EXERCISE: Give the data back exactly. Leave out any images.

Interface dataset entries:
= Beginning of Section =
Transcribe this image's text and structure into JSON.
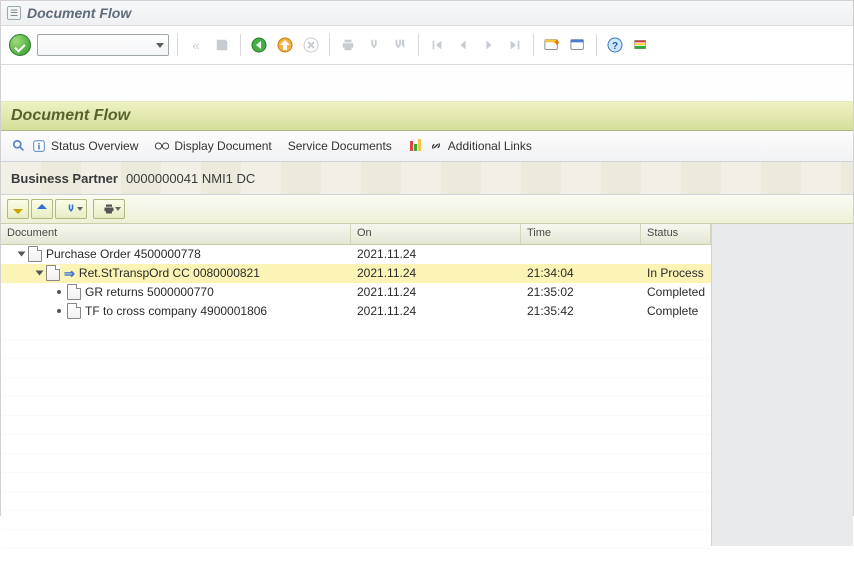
{
  "window": {
    "title": "Document Flow"
  },
  "subheader": {
    "title": "Document Flow"
  },
  "actions": {
    "status_overview": "Status Overview",
    "display_document": "Display Document",
    "service_documents": "Service Documents",
    "additional_links": "Additional Links"
  },
  "bp": {
    "label": "Business Partner",
    "value": "0000000041 NMI1 DC"
  },
  "columns": {
    "document": "Document",
    "on": "On",
    "time": "Time",
    "status": "Status"
  },
  "rows": [
    {
      "level": 1,
      "expand": "open",
      "icon": "doc",
      "text": "Purchase Order 4500000778",
      "on": "2021.11.24",
      "time": "",
      "status": ""
    },
    {
      "level": 2,
      "expand": "open",
      "icon": "doc-arrow",
      "text": "Ret.StTranspOrd CC 0080000821",
      "on": "2021.11.24",
      "time": "21:34:04",
      "status": "In Process",
      "selected": true
    },
    {
      "level": 3,
      "expand": "leaf",
      "icon": "doc",
      "text": "GR returns 5000000770",
      "on": "2021.11.24",
      "time": "21:35:02",
      "status": "Completed"
    },
    {
      "level": 3,
      "expand": "leaf",
      "icon": "doc",
      "text": "TF to cross company 4900001806",
      "on": "2021.11.24",
      "time": "21:35:42",
      "status": "Complete"
    }
  ],
  "icons": {
    "back_all": "«",
    "help": "?",
    "layout": "⊞"
  }
}
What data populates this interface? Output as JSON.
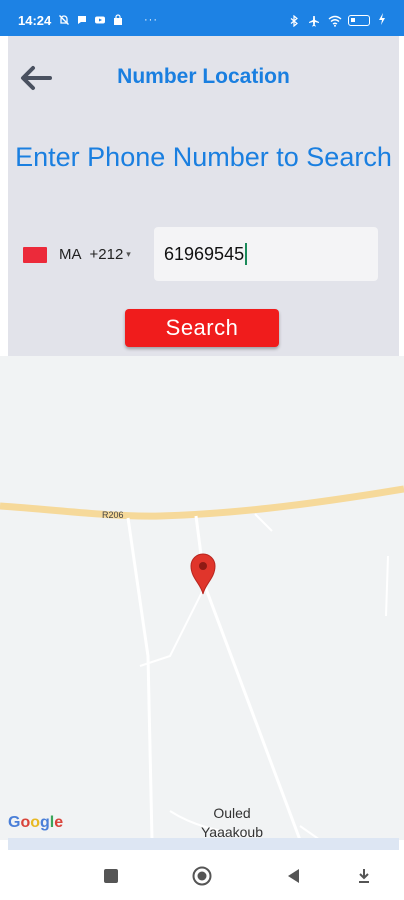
{
  "status_bar": {
    "time": "14:24",
    "left_icons": [
      "muted-bell-icon",
      "message-icon",
      "youtube-icon",
      "bag-icon"
    ],
    "more_indicator": "···",
    "right_icons": [
      "bluetooth-icon",
      "airplane-icon",
      "wifi-icon",
      "battery-icon",
      "charging-icon"
    ]
  },
  "header": {
    "title": "Number Location",
    "back_icon": "arrow-left-icon"
  },
  "form": {
    "heading": "Enter Phone Number to Search",
    "country_code": "MA",
    "dial_code": "+212",
    "phone_value": "61969545",
    "search_label": "Search"
  },
  "map": {
    "road_label": "R206",
    "place_label_line1": "Ouled",
    "place_label_line2": "Yaaakoub",
    "logo": {
      "g1": "G",
      "o1": "o",
      "o2": "o",
      "g2": "g",
      "l": "l",
      "e": "e"
    },
    "marker_icon": "map-pin-icon"
  },
  "navbar": {
    "buttons": [
      "recents-square-icon",
      "home-circle-icon",
      "back-triangle-icon",
      "download-arrow-icon"
    ]
  },
  "colors": {
    "status_bar": "#1d82e4",
    "accent_blue": "#1a7fe0",
    "search_button": "#f01c1c",
    "flag": "#ec2a3a",
    "panel_bg": "#e2e3ea",
    "map_bg": "#f1f3f4"
  }
}
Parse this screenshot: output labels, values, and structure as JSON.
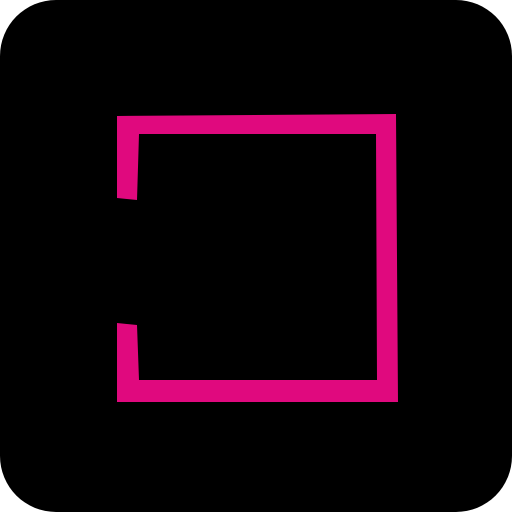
{
  "icon": {
    "semantic_name": "open-bracket-frame-icon",
    "colors": {
      "background": "#000000",
      "accent": "#e0097e"
    }
  }
}
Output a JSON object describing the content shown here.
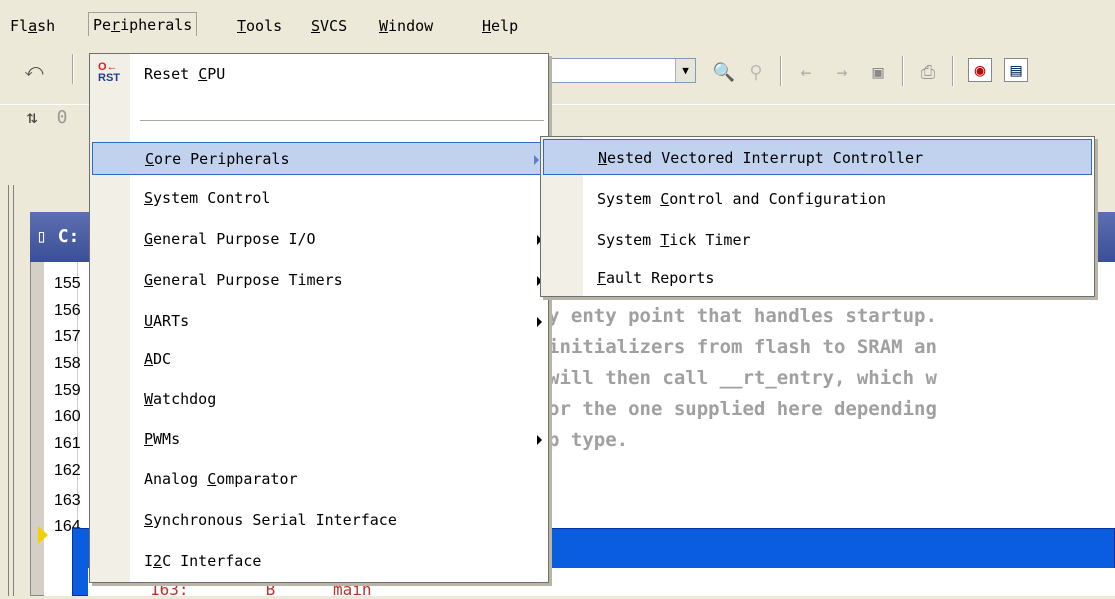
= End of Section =
EXPECTED ANSWER:
Transcribe this image's text and structure into JSON.
{
  "window": {
    "title": "Document Flow"
  },
  "subheader": {
    "title": "Document Flow"
  },
  "actions": {
    "status_overview": "Status Overview",
    "display_document": "Display Document",
    "service_documents": "Service Documents",
    "additional_links": "Additional Links"
  },
  "bp": {
    "label": "Business Partner",
    "value": "0000000041 NMI1 DC"
  },
  "columns": {
    "document": "Document",
    "on": "On",
    "time": "Time",
    "status": "Status"
  },
  "rows": [
    {
      "level": 1,
      "expand": "open",
      "icon": "doc",
      "text": "Purchase Order 4500000778",
      "on": "2021.11.24",
      "time": "",
      "status": ""
    },
    {
      "level": 2,
      "expand": "open",
      "icon": "doc-arrow",
      "text": "Ret.StTranspOrd CC 0080000821",
      "on": "2021.11.24",
      "time": "21:34:04",
      "status": "In Process",
      "selected": true
    },
    {
      "level": 3,
      "expand": "leaf",
      "icon": "doc",
      "text": "GR returns 5000000770",
      "on": "2021.11.24",
      "time": "21:35:02",
      "status": "Completed"
    },
    {
      "level": 3,
      "expand": "leaf",
      "icon": "doc",
      "text": "TF to cross company 4900001806",
      "on": "2021.11.24",
      "time": "21:35:42",
      "status": "Complete"
    }
  ],
  "icons": {
    "back_all": "«",
    "help": "?",
    "layout": "⊞"
  }
}
What data populates this interface? Output as JSON.
{
  "status_bar": {
    "time": "14:24",
    "left_icons": [
      "muted-bell-icon",
      "message-icon",
      "youtube-icon",
      "bag-icon"
    ],
    "more_indicator": "···",
    "right_icons": [
      "bluetooth-icon",
      "airplane-icon",
      "wifi-icon",
      "battery-icon",
      "charging-icon"
    ]
  },
  "header": {
    "title": "Number Location",
    "back_icon": "arrow-left-icon"
  },
  "form": {
    "heading": "Enter Phone Number to Search",
    "country_code": "MA",
    "dial_code": "+212",
    "phone_value": "61969545",
    "search_label": "Search"
  },
  "map": {
    "road_label": "R206",
    "place_label_line1": "Ouled",
    "place_label_line2": "Yaaakoub",
    "logo": {
      "g1": "G",
      "o1": "o",
      "o2": "o",
      "g2": "g",
      "l": "l",
      "e": "e"
    },
    "marker_icon": "map-pin-icon"
  },
  "navbar": {
    "buttons": [
      "recents-square-icon",
      "home-circle-icon",
      "back-triangle-icon",
      "download-arrow-icon"
    ]
  },
  "colors": {
    "status_bar": "#1d82e4",
    "accent_blue": "#1a7fe0",
    "search_button": "#f01c1c",
    "flag": "#ec2a3a",
    "panel_bg": "#e2e3ea",
    "map_bg": "#f1f3f4"
  }
}
Parse this screenshot: output labels, values, and structure as JSON.
{
  "icon": {
    "semantic_name": "open-bracket-frame-icon",
    "colors": {
      "background": "#000000",
      "accent": "#e0097e"
    }
  }
}
Output a JSON object describing the content shown here.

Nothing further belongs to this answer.